More attention to this deadly issue obviously is warranted. However, it’s sad that it took an accident that killed ten people to get the company to take it seriously, especially since driver fatigue has been one of the National Transportation Safety Board’s top concerns for years. The federal government has failed to follow through with strict regulations and steep penalties for violating them, showing how important civil suits like this one can be for public safety. The NTSB has been urging the Federal Motor Carrier Safety Administration to address driver fatigue for ten years, since 31 percent of all heavy truck crashes are caused by driver fatigue, but the FMCSA has not done so. Now that a serious accident has caused several defendants $62.7 million, those defendants are taking the issue more seriously. They don’t want to have to pay out settlements like this anymore, and they may finally do what’s necessary to prevent accidents.
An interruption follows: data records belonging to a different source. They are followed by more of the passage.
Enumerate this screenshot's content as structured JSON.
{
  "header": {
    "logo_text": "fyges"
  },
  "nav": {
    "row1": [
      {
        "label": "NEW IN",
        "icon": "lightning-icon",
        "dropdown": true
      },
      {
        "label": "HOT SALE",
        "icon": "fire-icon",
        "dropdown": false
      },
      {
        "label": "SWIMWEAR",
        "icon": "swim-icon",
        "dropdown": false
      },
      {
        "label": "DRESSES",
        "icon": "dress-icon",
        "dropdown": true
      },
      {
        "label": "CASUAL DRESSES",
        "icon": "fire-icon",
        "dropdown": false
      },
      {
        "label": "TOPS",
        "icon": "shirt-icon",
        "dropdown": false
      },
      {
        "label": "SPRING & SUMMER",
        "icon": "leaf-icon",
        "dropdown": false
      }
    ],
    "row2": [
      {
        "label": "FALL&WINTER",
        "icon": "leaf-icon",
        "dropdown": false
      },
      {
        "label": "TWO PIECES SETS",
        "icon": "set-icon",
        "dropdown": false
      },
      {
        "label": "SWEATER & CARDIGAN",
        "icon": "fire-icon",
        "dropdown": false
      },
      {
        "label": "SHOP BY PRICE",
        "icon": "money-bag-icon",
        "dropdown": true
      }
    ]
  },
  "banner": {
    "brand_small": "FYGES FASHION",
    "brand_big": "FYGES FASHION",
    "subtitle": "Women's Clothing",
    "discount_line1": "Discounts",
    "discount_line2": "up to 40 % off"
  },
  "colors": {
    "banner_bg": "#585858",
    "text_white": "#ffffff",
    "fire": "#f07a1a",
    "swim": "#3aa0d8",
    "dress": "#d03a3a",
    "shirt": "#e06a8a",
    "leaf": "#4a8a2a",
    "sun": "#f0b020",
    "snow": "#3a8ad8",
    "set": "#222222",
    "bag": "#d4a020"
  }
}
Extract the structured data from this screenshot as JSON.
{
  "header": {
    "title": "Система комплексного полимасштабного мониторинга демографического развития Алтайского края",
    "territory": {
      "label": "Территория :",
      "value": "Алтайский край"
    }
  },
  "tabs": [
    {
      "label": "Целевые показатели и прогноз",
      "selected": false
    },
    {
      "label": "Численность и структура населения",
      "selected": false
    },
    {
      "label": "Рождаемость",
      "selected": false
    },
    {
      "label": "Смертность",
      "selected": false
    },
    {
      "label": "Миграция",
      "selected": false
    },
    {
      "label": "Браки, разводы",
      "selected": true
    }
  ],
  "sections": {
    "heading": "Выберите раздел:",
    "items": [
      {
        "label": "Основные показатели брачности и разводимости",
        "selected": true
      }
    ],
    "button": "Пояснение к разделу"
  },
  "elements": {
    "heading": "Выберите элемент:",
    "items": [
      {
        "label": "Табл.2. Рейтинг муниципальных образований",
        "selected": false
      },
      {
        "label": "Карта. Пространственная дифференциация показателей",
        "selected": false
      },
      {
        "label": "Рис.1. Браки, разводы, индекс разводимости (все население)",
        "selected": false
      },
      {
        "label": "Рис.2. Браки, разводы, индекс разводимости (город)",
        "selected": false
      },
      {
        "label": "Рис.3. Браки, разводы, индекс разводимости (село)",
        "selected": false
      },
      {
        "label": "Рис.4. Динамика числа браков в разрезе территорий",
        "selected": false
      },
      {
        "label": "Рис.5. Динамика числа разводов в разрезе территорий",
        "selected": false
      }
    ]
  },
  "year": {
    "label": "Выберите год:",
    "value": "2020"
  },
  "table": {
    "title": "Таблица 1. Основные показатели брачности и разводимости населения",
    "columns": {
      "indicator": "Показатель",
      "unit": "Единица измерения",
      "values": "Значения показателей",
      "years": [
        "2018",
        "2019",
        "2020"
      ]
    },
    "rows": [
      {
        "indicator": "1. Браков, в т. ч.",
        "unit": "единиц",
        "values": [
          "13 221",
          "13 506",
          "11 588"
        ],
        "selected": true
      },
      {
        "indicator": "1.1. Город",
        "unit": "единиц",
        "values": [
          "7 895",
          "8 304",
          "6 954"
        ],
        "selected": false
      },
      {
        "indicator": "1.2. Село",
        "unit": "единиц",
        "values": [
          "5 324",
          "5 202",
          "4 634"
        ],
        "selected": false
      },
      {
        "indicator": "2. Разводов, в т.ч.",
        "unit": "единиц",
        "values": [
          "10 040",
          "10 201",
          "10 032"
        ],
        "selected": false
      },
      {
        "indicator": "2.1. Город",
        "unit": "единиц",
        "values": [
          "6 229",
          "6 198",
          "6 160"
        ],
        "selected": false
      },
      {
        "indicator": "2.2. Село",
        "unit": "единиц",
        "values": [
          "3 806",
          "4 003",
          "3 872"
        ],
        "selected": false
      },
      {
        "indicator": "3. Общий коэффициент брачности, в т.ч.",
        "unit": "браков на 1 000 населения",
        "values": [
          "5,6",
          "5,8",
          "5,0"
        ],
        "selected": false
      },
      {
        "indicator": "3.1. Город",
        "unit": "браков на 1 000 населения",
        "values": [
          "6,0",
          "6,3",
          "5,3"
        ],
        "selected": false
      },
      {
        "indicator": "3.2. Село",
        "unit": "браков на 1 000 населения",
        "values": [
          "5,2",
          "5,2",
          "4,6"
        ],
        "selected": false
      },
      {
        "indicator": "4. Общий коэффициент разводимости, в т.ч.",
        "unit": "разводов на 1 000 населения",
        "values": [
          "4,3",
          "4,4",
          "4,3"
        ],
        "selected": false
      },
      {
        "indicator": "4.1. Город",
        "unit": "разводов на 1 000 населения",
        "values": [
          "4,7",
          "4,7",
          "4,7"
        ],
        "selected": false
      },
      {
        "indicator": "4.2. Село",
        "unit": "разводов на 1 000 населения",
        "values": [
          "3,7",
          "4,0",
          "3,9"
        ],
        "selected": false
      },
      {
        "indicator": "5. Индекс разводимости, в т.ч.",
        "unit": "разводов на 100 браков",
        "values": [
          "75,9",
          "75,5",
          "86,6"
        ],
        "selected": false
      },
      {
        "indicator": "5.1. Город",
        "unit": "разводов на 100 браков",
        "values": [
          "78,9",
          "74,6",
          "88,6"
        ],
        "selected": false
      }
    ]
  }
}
Truckers and trucking companies that ignore this responsibility literally endanger other people’s lives. Victims of their negligence can’t turn back time, but they can hold the negligent truck driver, his or her employer, and any other responsible parties accountable with the help of an experienced southern Illinois eighteen-wheeler accident lawyer. Working together, victims and experienced attorneys can recover the costs that were imposed on the victims by the negligent truck driver — costs such as medical bills, replacement or repair of a damaged or totaled vehicle, past and future lost wages, plus compensation for lost quality of life and wrongful death. If you or a loved one has been hurt in a wreck caused by a truck driver, please call Carey, Danis & Lowe for a free consultation to learn how we can help you. You can call us at 877-678-3400, or contact us online.